Do you have enough protein after a workout to help repair the muscles? A glass of milk with some peanut butter on a bagel often do the trick for me.
I’m not suggesting that you need to count every calorie – far from it. In fact, you need food to fuel your training properly. But if you do lose a few pounds, that’ll be less impact on your joints on those downhill sections.
Don’t forget the boots and socks!
If your walking boots are new, or they’re a little dusty from being packed away since last summer, get them on! Do as much of your walking training wearing the same footwear (boots and socks) you will wear on the day. That way you’ll work out ahead of time where potential blisters may occur, your feet can ‘harden up’ ready for the challenge and it will make for a much more pleasant experience – believe me!
We actually recommend that you have three pairs of socks – one for each peak. If it’s a rainy day or if the ground is boggy and you get wet feet it can be really demoralising. You wouldn’t believe how good it can feel to put a fresh pair of socks on at each checkpoint.
But they shouldn’t be just any old sports socks.
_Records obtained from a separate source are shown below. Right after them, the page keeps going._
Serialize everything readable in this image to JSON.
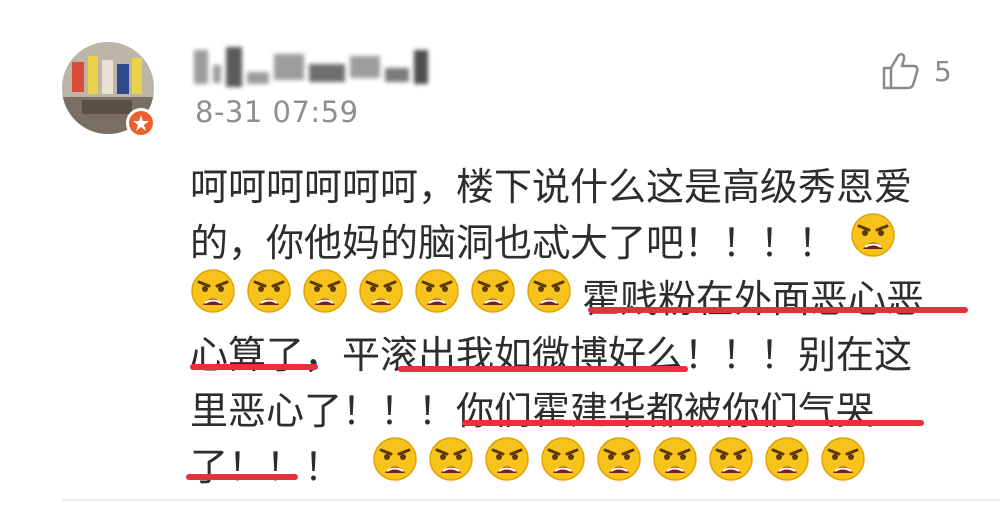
{
  "comment": {
    "timestamp": "8-31 07:59",
    "like_count": "5",
    "lines": [
      {
        "text": "呵呵呵呵呵呵，楼下说什么这是高级秀恩爱"
      },
      {
        "text": "的，你他妈的脑洞也忒大了吧！！！！"
      },
      {
        "text": "霍贱粉在外面恶心恶"
      },
      {
        "text": "心算了，平滚出我如微博好么！！！别在这"
      },
      {
        "text": "里恶心了！！！你们霍建华都被你们气哭"
      },
      {
        "text": "了！！！"
      }
    ],
    "emoji": "angry-face-icon"
  },
  "colors": {
    "text": "#2d2d2d",
    "meta": "#8f8f8f",
    "underline": "#ea2f3c",
    "badge": "#e8602a",
    "emoji_face": "#f7c21b"
  }
}
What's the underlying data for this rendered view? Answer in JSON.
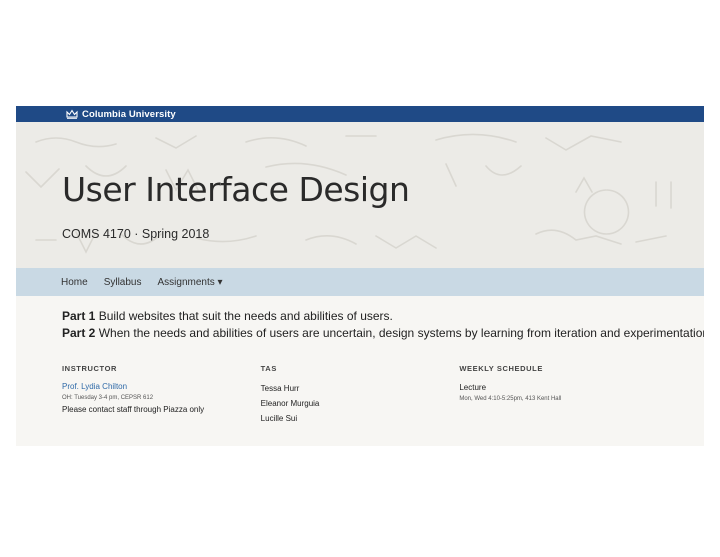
{
  "university": "Columbia University",
  "hero": {
    "title": "User Interface Design",
    "subtitle": "COMS 4170 · Spring 2018"
  },
  "nav": {
    "home": "Home",
    "syllabus": "Syllabus",
    "assignments": "Assignments ▾"
  },
  "parts": [
    {
      "label": "Part 1",
      "text": "Build websites that suit the needs and abilities of users."
    },
    {
      "label": "Part 2",
      "text": "When the needs and abilities of users are uncertain, design systems by learning from iteration and experimentation."
    }
  ],
  "instructor": {
    "heading": "INSTRUCTOR",
    "name": "Prof. Lydia Chilton",
    "office_hours": "OH: Tuesday 3-4 pm, CEPSR 612",
    "note": "Please contact staff through Piazza only"
  },
  "tas": {
    "heading": "TAS",
    "names": [
      "Tessa Hurr",
      "Eleanor Murguia",
      "Lucille Sui"
    ]
  },
  "schedule": {
    "heading": "WEEKLY SCHEDULE",
    "item": "Lecture",
    "detail": "Mon, Wed 4:10-5:25pm, 413 Kent Hall"
  },
  "colors": {
    "topbar": "#1f4a86",
    "nav": "#c9d9e4",
    "link": "#2f6aa8"
  }
}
If you can get proper hiking socks then do. They have additional cushioning in all of the right places and will come high up the ankle to prevent the boot rubbing on the back of your ankle.
Share your progress
All of our Challenge events are listed on our Facebook page so why don’t you join the event over there?
It’s a great way to break the ice and get to know the group you’ll be walking with. And sharing your training progress and ideas can be motivating for you and for others.
If you’re taking on the Yorkshire Three Peaks Challenge to raise money for charity, remember to update your supporters, letting them know how your training is going. Ask for their practical support in getting out on training walks with you – you can post about them on social media and you might just get more sponsorship money as as result.
If you can follow these tips for 8 weeks or more before your Challenge Day you will be giving yourself the best chance of being fit enough and ready to complete the full route.
Best of luck with your Yorkshire Three Peaks Challenge!